* _Your objective_: The required answer is each line in the entries below where "count" occurs.

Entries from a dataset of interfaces
* * * *
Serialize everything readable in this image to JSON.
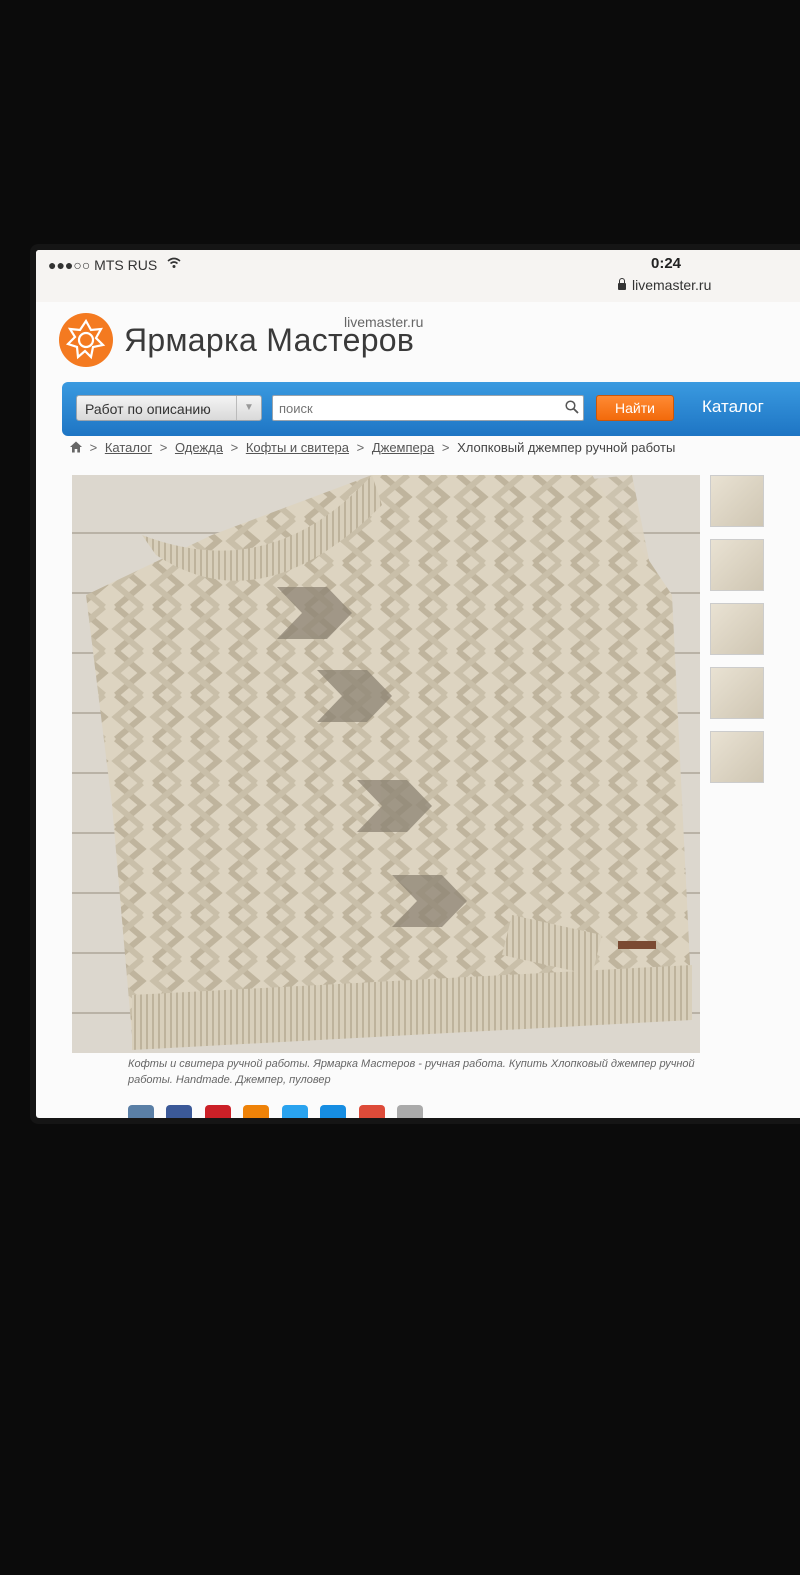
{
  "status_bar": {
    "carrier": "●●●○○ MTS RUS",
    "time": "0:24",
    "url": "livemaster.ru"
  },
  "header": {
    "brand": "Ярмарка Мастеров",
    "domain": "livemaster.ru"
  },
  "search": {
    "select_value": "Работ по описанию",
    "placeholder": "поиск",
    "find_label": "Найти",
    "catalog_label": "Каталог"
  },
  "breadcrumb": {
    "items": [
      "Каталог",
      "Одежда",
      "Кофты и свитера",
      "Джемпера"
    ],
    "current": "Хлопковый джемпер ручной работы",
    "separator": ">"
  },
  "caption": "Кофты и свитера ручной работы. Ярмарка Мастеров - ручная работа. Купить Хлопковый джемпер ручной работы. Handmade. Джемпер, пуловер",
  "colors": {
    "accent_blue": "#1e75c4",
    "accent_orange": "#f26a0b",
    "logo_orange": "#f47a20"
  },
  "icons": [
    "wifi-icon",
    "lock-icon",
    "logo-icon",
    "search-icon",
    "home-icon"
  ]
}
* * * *
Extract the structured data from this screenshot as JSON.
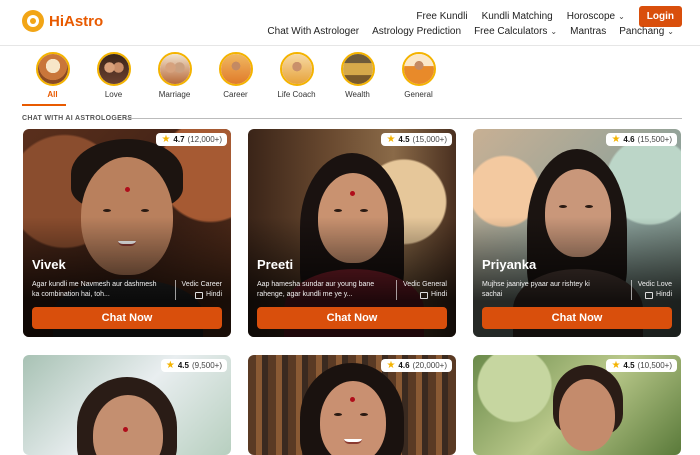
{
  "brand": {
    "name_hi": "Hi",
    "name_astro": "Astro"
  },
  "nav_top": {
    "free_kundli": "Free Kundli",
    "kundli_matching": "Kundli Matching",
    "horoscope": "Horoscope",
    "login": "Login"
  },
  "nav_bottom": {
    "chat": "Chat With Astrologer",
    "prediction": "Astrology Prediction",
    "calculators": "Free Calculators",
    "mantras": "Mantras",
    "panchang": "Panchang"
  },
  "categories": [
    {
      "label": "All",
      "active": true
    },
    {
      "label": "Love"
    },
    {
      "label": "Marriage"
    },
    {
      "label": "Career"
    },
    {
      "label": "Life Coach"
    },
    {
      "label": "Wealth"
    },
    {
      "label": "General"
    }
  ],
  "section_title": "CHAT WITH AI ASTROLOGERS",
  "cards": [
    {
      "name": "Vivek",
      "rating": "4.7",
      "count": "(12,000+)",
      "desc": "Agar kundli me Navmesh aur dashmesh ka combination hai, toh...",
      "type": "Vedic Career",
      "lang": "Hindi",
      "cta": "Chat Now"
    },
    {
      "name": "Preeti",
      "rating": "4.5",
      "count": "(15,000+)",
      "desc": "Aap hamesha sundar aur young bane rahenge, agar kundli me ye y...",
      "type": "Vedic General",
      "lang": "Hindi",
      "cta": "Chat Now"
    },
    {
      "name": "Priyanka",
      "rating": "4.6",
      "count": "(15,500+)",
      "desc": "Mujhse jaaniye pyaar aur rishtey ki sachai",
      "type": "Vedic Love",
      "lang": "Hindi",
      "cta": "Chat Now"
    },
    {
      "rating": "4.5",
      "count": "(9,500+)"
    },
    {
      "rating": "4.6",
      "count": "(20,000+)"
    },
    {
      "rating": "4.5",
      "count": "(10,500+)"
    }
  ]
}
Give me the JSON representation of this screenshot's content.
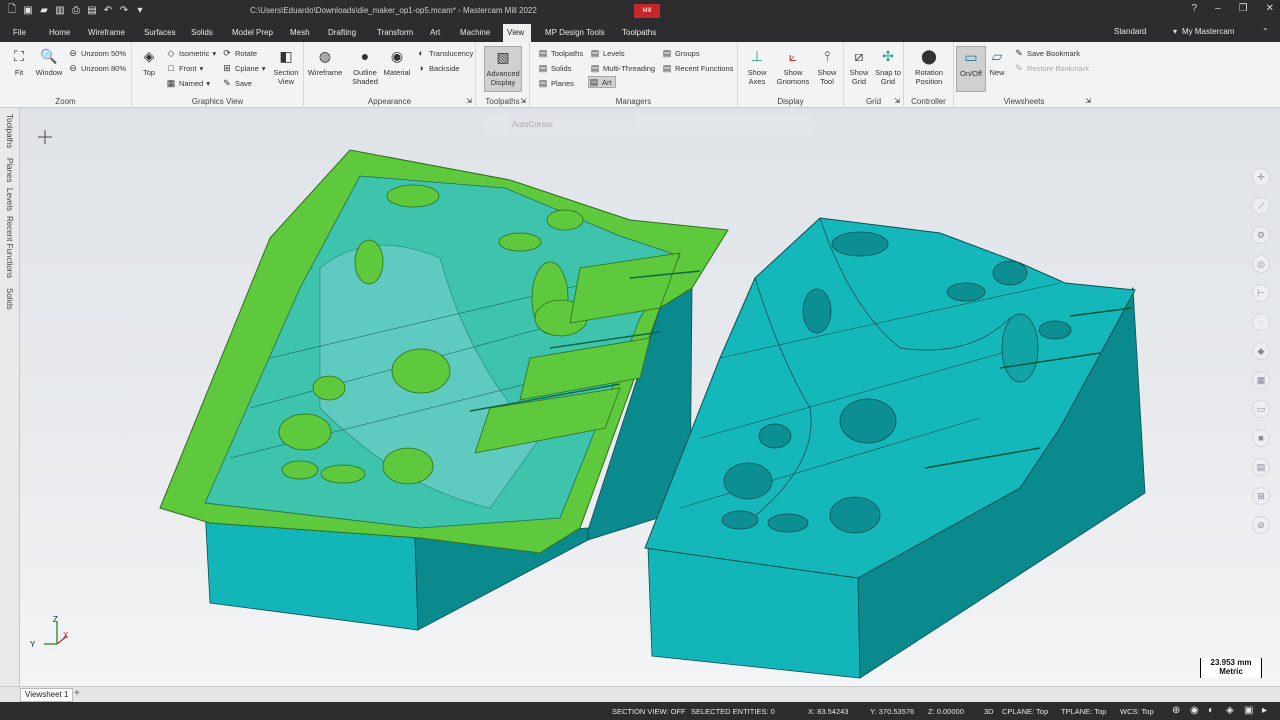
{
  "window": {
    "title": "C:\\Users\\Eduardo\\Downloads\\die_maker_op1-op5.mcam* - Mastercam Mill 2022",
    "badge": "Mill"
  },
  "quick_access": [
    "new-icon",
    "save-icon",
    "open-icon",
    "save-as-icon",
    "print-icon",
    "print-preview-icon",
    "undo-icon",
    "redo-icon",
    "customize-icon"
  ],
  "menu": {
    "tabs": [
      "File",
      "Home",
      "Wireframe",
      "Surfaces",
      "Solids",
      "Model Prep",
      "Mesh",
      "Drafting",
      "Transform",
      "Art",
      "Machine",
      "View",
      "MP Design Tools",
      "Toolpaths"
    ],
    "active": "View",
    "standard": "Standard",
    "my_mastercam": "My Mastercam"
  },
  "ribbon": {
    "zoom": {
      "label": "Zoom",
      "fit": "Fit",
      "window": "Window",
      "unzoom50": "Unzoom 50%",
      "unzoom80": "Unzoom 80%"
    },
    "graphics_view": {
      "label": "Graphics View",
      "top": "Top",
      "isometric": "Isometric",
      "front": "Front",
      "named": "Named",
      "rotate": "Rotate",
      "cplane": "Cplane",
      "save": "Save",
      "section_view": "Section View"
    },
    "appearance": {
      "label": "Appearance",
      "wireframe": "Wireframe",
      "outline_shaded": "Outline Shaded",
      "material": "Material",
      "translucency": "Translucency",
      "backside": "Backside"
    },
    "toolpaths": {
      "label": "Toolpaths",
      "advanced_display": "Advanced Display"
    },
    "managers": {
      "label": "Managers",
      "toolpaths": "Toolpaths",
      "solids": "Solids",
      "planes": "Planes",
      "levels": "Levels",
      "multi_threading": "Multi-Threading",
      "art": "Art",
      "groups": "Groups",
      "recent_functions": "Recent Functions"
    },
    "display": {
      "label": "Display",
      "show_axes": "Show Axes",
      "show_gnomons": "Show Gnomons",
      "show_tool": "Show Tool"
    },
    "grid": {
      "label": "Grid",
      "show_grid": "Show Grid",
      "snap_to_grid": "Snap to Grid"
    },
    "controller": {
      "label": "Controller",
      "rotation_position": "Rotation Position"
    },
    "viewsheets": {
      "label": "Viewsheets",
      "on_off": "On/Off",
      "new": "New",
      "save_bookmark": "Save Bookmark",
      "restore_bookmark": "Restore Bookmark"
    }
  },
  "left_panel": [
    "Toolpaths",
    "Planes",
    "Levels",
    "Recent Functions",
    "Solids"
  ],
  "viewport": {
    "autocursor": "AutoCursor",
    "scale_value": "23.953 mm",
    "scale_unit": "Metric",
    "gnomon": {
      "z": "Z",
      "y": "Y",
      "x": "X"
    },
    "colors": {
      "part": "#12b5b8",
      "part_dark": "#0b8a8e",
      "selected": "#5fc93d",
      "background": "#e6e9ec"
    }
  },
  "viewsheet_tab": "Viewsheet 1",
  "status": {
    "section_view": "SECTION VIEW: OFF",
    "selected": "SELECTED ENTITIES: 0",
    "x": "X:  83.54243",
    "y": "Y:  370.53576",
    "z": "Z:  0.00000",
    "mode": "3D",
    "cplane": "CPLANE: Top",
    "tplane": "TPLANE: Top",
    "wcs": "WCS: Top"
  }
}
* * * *
* _Response area_:
      "count": "(12,000+)",
      "count": "(15,000+)",
      "count": "(15,500+)",
      "count": "(9,500+)"
      "count": "(20,000+)"
      "count": "(10,500+)"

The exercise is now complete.